|NMU||TEXAS||Freedom of Information||Feb 2, 2000|
Drafts of public documents may be subject to open records law
- Broad policy of access may encompass documents that are not yet in final form if they are relied upon by government officials.
Working drafts of memorandums and other documents may be public under the state’s open records law, a divided Texas Supreme Court in Austin ruled in mid-January.
In so ruling, a plurality of the court rejected the argument that documents must be in a final form to be subject to the open records law.
The city of Garland had claimed that a memorandum written by the city manager and circulated among members of the city council in August 1993 was only a draft that was not used in any official business and, therefore, exempt from disclosure under the public records law.
But a plurality of the state Supreme Court rejected the claim, explaining that such an interpretation of the law is contrary to a policy of broad public access to government records.
“To allow a governmental body to exempt otherwise public documents from the Act simply by labeling or calling them ‘drafts’ would invite governmental bodies to circumvent the Act’s purpose,” Justice James Baker wrote for a plurality of the court. “[T]he mere creation of a draft is not transacting official business. But if the draft is used in connection with transacting official business, then the draft becomes public information.”
The memorandum, which was addressed to the city’s finance director, outlined reasons the city should fire the finance director. But instead of giving the memorandum to the finance director, the city manager instead made copies of the document and gave them to members of the city council during a closed meeting. At the meeting, the city manager and council members discussed how the city should handle terminating the finance director, who soon thereafter accepted a settlement from the city and resigned.

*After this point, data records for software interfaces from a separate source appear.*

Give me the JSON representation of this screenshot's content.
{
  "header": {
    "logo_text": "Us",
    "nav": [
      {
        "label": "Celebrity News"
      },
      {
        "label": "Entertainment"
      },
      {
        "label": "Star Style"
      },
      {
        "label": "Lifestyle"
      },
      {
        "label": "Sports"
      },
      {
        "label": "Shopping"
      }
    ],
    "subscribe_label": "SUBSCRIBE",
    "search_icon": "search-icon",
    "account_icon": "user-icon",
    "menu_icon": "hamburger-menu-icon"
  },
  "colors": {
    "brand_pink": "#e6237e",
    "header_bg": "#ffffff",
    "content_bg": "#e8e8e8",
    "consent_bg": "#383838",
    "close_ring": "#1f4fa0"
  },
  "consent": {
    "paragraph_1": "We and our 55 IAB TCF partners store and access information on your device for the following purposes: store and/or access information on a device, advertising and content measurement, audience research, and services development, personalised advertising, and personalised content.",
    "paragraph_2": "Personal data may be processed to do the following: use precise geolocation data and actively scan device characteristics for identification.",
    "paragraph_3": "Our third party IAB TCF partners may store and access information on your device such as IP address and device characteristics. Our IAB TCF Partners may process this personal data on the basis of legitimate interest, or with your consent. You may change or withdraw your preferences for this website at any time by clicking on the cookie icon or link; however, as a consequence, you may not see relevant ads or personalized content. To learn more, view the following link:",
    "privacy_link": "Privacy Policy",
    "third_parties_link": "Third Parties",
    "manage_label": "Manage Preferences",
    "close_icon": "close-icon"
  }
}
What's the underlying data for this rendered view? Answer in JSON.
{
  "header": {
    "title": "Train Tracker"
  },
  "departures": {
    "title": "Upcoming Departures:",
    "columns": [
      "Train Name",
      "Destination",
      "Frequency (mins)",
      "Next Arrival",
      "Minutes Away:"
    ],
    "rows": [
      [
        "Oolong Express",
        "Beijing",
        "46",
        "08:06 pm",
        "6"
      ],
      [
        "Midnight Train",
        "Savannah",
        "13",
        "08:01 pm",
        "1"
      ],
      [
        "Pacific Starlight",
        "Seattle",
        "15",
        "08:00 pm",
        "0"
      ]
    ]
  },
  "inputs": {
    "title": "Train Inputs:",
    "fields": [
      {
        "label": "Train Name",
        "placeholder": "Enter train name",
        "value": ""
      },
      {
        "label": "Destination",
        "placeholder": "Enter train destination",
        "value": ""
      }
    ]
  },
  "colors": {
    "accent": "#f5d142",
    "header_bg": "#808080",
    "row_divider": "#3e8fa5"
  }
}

In September 1993, The Dallas Morning News requested all documents relating to the resignation of the finance director. The city denied the request, saying it had no such documents. The city then filed suit in state court, seeking a declaration that the memorandum was not a public record because it was only a working draft. The newspaper countersued in an attempt to force the city to disclose the record. Both the trial court and an intermediate appeals court ruled in favor of the newspaper and found the document was public.
In its appeal to the state Supreme Court, the city argued that the records law applies only to those documents that the city relies on to make a decision. The memorandum was not such a document because it was never finalized or approved by the city council, nor was it ever given to the finance director, the city claimed.
Even though the memorandum may have been a draft, it was nonetheless a public record “when the city manager and the city council used it in deciding how to handle the problem with the finance director, a decision involving the city’s official business,” Baker wrote.
In a concurring opinion that served as the official opinion of the court, Justice Craig Enoch agreed that the memorandum is public, but said the records law applies only to completed documents. “And in this case, what makes [the memorandum] completed is that the city manager presented it to the city council for decision and it was used by the council in making a decision on the problem with the finance director,” Enoch wrote.
(City of Garland v. Dallas Morning News; Media counsel: Paul Watler, Dallas)
© 2000 The Reporters Committee for Freedom of the Press